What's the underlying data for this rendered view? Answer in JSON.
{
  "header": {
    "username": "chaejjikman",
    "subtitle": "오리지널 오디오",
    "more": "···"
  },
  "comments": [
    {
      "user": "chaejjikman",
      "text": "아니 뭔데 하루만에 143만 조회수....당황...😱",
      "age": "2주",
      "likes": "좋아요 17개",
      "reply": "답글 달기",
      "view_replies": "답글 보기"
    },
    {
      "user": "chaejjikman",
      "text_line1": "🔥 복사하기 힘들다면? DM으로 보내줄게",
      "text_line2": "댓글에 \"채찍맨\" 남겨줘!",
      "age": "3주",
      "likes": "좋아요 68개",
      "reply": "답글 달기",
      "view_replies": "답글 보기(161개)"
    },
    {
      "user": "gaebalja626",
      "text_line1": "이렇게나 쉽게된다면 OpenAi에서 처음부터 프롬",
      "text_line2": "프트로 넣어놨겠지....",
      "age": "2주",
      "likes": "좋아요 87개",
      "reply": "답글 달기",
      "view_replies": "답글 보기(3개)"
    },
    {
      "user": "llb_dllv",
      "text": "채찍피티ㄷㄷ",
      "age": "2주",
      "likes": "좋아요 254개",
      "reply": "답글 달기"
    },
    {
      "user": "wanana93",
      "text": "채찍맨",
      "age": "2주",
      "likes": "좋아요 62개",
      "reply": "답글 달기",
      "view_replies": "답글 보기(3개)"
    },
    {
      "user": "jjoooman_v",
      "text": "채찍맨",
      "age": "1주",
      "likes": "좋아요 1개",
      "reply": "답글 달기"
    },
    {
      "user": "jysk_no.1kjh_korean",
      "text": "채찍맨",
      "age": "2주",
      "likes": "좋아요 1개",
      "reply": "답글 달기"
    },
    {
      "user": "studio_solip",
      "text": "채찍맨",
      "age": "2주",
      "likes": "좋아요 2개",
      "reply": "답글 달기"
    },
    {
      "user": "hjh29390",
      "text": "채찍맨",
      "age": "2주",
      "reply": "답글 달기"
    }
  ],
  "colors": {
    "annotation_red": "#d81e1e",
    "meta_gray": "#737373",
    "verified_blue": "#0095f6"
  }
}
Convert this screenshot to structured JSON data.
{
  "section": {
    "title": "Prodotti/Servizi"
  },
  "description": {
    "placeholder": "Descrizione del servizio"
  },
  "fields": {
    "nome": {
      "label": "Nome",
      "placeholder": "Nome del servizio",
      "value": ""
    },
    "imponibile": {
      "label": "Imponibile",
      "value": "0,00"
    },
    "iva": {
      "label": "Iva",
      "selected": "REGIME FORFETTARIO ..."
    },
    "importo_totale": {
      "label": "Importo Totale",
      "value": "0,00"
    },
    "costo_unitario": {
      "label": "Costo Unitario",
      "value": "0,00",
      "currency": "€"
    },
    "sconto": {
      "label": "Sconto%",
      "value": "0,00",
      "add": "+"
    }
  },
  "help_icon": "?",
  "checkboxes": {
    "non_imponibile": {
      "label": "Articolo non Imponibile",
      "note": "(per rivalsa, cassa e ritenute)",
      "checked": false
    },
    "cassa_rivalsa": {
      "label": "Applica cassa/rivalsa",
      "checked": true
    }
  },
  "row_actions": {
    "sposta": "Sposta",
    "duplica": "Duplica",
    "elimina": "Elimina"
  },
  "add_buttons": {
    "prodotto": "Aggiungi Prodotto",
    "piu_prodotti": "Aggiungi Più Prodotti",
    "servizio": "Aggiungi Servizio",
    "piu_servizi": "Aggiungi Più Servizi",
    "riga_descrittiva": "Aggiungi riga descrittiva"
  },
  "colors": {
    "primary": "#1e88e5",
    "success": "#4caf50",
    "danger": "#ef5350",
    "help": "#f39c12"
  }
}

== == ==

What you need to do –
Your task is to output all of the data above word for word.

The answer –
What's the underlying data for this rendered view? Answer in JSON.
{
  "header": {
    "username": "chaejjikman",
    "subtitle": "오리지널 오디오",
    "more": "···"
  },
  "comments": [
    {
      "user": "chaejjikman",
      "text": "아니 뭔데 하루만에 143만 조회수....당황...😱",
      "age": "2주",
      "likes": "좋아요 17개",
      "reply": "답글 달기",
      "view_replies": "답글 보기"
    },
    {
      "user": "chaejjikman",
      "text_line1": "🔥 복사하기 힘들다면? DM으로 보내줄게",
      "text_line2": "댓글에 \"채찍맨\" 남겨줘!",
      "age": "3주",
      "likes": "좋아요 68개",
      "reply": "답글 달기",
      "view_replies": "답글 보기(161개)"
    },
    {
      "user": "gaebalja626",
      "text_line1": "이렇게나 쉽게된다면 OpenAi에서 처음부터 프롬",
      "text_line2": "프트로 넣어놨겠지....",
      "age": "2주",
      "likes": "좋아요 87개",
      "reply": "답글 달기",
      "view_replies": "답글 보기(3개)"
    },
    {
      "user": "llb_dllv",
      "text": "채찍피티ㄷㄷ",
      "age": "2주",
      "likes": "좋아요 254개",
      "reply": "답글 달기"
    },
    {
      "user": "wanana93",
      "text": "채찍맨",
      "age": "2주",
      "likes": "좋아요 62개",
      "reply": "답글 달기",
      "view_replies": "답글 보기(3개)"
    },
    {
      "user": "jjoooman_v",
      "text": "채찍맨",
      "age": "1주",
      "likes": "좋아요 1개",
      "reply": "답글 달기"
    },
    {
      "user": "jysk_no.1kjh_korean",
      "text": "채찍맨",
      "age": "2주",
      "likes": "좋아요 1개",
      "reply": "답글 달기"
    },
    {
      "user": "studio_solip",
      "text": "채찍맨",
      "age": "2주",
      "likes": "좋아요 2개",
      "reply": "답글 달기"
    },
    {
      "user": "hjh29390",
      "text": "채찍맨",
      "age": "2주",
      "reply": "답글 달기"
    }
  ],
  "colors": {
    "annotation_red": "#d81e1e",
    "meta_gray": "#737373",
    "verified_blue": "#0095f6"
  }
}
Convert this screenshot to structured JSON data.
{
  "section": {
    "title": "Prodotti/Servizi"
  },
  "description": {
    "placeholder": "Descrizione del servizio"
  },
  "fields": {
    "nome": {
      "label": "Nome",
      "placeholder": "Nome del servizio",
      "value": ""
    },
    "imponibile": {
      "label": "Imponibile",
      "value": "0,00"
    },
    "iva": {
      "label": "Iva",
      "selected": "REGIME FORFETTARIO ..."
    },
    "importo_totale": {
      "label": "Importo Totale",
      "value": "0,00"
    },
    "costo_unitario": {
      "label": "Costo Unitario",
      "value": "0,00",
      "currency": "€"
    },
    "sconto": {
      "label": "Sconto%",
      "value": "0,00",
      "add": "+"
    }
  },
  "help_icon": "?",
  "checkboxes": {
    "non_imponibile": {
      "label": "Articolo non Imponibile",
      "note": "(per rivalsa, cassa e ritenute)",
      "checked": false
    },
    "cassa_rivalsa": {
      "label": "Applica cassa/rivalsa",
      "checked": true
    }
  },
  "row_actions": {
    "sposta": "Sposta",
    "duplica": "Duplica",
    "elimina": "Elimina"
  },
  "add_buttons": {
    "prodotto": "Aggiungi Prodotto",
    "piu_prodotti": "Aggiungi Più Prodotti",
    "servizio": "Aggiungi Servizio",
    "piu_servizi": "Aggiungi Più Servizi",
    "riga_descrittiva": "Aggiungi riga descrittiva"
  },
  "colors": {
    "primary": "#1e88e5",
    "success": "#4caf50",
    "danger": "#ef5350",
    "help": "#f39c12"
  }
}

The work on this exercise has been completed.